Interface dataset entries

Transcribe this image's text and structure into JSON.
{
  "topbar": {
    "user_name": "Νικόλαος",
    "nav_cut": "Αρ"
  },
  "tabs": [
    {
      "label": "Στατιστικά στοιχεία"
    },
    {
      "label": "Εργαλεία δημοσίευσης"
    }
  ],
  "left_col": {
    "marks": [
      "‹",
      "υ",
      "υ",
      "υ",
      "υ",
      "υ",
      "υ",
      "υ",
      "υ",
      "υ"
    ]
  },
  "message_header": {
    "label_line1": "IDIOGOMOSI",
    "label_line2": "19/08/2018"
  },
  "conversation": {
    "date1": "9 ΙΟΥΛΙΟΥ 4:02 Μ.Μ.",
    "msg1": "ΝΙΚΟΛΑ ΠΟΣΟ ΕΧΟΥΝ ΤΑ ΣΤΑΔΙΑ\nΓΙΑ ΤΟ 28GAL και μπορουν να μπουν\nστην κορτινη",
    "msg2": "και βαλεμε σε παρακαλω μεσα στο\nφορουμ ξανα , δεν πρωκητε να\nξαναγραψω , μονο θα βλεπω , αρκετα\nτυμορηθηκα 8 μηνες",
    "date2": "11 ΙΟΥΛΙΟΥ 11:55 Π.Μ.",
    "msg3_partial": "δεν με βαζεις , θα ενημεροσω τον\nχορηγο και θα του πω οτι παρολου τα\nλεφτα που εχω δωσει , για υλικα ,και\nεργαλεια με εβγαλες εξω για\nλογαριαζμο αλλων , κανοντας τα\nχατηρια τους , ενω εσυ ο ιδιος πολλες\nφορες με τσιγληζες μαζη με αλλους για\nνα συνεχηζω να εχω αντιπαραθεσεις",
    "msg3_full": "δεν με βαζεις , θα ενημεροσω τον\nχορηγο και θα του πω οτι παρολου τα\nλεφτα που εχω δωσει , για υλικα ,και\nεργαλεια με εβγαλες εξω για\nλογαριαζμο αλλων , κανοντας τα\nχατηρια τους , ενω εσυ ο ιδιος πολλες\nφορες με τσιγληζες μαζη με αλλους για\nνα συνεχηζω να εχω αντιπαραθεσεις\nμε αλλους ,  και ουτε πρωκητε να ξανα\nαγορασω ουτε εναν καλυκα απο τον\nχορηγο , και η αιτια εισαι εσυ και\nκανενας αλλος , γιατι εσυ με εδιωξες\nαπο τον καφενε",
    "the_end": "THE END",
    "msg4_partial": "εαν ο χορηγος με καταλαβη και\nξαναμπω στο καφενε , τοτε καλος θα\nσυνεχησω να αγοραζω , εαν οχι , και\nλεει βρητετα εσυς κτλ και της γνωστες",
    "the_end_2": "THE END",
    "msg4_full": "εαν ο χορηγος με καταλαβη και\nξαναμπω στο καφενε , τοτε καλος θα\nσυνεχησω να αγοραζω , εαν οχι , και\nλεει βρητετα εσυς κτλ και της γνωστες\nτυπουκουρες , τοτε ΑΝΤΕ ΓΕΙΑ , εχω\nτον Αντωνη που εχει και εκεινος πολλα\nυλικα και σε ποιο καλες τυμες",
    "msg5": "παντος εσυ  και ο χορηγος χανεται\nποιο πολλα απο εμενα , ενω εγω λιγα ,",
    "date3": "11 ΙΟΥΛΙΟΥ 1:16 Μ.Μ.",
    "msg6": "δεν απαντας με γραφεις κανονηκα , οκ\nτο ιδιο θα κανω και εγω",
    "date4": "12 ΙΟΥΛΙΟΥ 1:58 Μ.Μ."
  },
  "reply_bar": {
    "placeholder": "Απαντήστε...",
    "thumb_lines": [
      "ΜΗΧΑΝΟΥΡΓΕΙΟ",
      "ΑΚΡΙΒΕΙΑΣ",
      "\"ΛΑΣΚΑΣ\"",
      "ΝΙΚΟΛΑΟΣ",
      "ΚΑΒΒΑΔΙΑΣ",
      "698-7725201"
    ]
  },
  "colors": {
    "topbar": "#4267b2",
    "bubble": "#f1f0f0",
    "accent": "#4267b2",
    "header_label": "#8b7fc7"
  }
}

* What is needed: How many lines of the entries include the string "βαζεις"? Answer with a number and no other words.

* Solved exercise: 2